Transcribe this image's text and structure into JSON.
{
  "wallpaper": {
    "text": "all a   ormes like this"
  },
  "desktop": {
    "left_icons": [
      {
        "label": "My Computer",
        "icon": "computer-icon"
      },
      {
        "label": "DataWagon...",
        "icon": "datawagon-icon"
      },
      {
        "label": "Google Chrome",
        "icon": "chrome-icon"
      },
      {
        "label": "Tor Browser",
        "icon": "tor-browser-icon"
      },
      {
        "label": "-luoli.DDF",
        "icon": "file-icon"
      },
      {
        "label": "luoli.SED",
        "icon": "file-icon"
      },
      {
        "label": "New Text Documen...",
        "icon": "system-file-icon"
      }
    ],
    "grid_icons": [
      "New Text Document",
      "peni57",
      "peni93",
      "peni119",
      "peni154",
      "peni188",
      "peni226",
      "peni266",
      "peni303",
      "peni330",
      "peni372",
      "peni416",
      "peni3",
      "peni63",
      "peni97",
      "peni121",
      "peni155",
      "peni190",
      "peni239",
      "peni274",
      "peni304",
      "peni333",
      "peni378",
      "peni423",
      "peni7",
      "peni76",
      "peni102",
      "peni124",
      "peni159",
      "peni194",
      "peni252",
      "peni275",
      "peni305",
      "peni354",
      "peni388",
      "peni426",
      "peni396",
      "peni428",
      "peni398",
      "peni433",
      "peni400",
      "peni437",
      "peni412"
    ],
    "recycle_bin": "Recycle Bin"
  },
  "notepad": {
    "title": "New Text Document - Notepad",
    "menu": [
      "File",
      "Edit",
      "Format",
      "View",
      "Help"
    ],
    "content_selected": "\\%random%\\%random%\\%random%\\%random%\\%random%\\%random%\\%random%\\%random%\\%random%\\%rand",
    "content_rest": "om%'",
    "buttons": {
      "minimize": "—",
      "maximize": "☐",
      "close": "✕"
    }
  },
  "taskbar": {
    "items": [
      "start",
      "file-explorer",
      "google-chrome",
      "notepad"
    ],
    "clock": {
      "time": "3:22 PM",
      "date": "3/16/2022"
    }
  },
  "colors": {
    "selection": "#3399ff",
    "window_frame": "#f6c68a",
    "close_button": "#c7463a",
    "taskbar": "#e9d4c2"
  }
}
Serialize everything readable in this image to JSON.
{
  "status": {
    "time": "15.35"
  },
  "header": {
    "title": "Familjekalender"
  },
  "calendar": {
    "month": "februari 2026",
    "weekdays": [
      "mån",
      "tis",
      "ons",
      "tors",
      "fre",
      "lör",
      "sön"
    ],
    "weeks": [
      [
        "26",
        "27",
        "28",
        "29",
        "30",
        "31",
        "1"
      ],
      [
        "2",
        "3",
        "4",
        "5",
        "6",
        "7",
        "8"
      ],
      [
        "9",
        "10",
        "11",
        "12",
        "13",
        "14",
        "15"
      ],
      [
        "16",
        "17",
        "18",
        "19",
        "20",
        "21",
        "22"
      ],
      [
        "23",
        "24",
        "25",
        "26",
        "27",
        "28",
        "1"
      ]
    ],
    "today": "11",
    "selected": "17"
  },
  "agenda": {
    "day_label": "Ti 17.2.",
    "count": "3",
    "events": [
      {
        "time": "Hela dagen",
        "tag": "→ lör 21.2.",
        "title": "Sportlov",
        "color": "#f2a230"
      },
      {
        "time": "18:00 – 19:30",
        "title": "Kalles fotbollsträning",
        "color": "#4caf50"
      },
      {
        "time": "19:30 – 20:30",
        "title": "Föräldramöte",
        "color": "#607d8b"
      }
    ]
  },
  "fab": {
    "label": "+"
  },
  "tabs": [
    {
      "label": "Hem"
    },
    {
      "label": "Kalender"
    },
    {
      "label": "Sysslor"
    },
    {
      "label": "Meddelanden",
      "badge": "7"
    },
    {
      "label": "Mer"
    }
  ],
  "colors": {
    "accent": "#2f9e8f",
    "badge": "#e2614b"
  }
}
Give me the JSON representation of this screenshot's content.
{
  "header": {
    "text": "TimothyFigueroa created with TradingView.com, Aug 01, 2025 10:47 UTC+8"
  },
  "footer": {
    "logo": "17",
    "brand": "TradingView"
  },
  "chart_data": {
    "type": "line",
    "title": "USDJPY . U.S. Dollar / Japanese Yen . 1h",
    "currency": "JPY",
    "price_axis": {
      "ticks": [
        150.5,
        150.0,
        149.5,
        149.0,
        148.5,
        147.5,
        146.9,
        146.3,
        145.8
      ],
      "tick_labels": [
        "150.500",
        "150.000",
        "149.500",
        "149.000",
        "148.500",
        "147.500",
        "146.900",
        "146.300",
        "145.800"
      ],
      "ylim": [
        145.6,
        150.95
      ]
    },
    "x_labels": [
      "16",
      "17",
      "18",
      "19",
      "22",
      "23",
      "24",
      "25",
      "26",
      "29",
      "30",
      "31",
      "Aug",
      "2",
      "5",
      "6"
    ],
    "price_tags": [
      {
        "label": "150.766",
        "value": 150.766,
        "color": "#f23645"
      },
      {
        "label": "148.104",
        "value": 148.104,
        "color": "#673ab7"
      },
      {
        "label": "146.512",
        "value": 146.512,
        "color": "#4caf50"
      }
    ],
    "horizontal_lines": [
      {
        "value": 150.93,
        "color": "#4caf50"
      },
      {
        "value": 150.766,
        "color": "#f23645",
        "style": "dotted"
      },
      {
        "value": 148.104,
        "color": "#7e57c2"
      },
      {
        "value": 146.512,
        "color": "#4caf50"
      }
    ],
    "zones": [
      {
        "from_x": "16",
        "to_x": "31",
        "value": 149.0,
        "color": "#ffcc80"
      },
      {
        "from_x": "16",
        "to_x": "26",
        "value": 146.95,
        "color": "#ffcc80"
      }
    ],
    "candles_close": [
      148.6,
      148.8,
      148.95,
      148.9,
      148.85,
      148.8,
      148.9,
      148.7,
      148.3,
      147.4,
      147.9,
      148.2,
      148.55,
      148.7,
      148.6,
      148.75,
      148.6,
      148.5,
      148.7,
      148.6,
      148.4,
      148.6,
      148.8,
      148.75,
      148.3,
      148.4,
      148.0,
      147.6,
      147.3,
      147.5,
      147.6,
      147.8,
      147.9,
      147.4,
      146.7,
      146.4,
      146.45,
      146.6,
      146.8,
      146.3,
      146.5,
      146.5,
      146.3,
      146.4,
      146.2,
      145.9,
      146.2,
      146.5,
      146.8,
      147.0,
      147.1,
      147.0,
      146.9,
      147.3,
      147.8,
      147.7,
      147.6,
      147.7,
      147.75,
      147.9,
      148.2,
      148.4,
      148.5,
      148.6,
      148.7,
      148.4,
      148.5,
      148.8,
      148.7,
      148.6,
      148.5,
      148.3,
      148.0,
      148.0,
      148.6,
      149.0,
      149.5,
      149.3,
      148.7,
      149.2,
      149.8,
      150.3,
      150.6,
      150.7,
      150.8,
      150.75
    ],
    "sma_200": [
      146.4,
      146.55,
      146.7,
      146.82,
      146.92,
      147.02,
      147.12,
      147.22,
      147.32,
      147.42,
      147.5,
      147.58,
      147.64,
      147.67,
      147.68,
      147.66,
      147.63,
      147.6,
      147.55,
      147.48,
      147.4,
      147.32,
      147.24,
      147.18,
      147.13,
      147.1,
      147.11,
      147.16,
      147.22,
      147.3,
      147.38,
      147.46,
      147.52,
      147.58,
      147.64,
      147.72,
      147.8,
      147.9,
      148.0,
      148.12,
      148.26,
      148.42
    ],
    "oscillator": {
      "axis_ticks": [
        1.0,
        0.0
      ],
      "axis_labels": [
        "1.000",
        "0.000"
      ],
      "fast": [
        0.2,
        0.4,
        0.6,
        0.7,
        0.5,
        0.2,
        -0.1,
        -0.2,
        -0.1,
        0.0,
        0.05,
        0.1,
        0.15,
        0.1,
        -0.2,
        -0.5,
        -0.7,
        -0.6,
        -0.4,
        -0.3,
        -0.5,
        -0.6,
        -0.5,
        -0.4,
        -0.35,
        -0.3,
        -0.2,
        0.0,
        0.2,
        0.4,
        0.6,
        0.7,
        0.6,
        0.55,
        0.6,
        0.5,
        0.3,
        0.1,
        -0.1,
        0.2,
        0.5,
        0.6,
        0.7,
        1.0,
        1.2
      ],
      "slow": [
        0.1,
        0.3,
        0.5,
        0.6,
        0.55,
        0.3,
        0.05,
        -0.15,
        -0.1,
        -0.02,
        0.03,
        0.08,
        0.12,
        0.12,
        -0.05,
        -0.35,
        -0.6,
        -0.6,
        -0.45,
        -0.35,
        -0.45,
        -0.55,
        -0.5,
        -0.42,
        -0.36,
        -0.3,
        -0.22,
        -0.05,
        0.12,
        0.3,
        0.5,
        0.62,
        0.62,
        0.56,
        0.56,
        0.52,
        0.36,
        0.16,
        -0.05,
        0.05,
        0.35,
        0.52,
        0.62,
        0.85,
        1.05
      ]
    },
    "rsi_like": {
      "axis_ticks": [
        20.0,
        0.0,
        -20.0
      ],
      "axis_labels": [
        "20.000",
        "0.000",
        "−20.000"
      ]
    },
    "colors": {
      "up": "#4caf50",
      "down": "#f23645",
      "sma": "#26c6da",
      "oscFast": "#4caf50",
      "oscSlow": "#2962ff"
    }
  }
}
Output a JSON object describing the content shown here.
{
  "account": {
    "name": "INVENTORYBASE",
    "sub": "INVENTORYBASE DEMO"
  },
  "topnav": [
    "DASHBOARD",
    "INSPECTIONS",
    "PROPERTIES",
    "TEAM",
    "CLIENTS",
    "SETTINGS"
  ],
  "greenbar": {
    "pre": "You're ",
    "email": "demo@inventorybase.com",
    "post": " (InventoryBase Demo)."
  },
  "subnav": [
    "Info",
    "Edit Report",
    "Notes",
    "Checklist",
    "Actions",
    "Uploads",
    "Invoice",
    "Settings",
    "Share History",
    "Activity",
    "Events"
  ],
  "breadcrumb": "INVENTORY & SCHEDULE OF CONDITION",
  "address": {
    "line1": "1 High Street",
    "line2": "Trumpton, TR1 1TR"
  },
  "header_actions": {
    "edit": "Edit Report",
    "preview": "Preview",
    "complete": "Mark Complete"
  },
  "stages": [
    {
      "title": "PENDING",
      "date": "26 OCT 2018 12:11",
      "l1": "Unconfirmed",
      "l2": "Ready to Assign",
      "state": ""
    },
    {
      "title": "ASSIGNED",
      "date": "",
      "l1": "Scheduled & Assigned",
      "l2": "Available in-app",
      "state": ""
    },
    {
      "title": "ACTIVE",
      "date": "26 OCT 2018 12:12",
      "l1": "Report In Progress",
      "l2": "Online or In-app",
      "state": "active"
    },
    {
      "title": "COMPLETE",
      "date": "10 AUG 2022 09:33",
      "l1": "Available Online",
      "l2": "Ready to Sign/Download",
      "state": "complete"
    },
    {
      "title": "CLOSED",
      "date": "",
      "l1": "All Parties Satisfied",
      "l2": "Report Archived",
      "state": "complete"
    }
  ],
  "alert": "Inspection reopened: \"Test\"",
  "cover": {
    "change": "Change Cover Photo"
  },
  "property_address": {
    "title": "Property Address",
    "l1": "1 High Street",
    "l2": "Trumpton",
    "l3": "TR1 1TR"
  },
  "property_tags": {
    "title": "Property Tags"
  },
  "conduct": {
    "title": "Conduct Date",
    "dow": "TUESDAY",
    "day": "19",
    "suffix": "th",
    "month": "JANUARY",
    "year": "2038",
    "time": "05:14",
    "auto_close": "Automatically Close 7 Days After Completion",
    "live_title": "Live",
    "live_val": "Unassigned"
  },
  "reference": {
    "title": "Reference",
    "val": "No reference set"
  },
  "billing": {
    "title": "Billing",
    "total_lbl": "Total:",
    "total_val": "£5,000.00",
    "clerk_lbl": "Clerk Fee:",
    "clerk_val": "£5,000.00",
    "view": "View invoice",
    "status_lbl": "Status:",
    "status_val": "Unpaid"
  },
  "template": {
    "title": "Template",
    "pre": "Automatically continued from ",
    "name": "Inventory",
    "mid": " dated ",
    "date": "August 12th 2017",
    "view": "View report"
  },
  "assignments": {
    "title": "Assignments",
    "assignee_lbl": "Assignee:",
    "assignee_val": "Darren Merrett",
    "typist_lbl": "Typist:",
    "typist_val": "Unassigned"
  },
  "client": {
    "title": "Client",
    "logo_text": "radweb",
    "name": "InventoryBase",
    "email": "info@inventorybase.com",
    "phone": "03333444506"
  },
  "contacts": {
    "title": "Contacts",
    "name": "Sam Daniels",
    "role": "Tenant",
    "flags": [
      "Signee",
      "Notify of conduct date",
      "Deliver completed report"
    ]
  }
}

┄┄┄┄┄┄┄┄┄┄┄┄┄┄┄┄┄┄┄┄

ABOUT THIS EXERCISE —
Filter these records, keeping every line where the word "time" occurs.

ANSWER SECTION —
      "time": "3:22 PM",
    "time": "15.35"
        "time": "Hela dagen",
        "time": "18:00 – 19:30",
        "time": "19:30 – 20:30",
    "time": "05:14",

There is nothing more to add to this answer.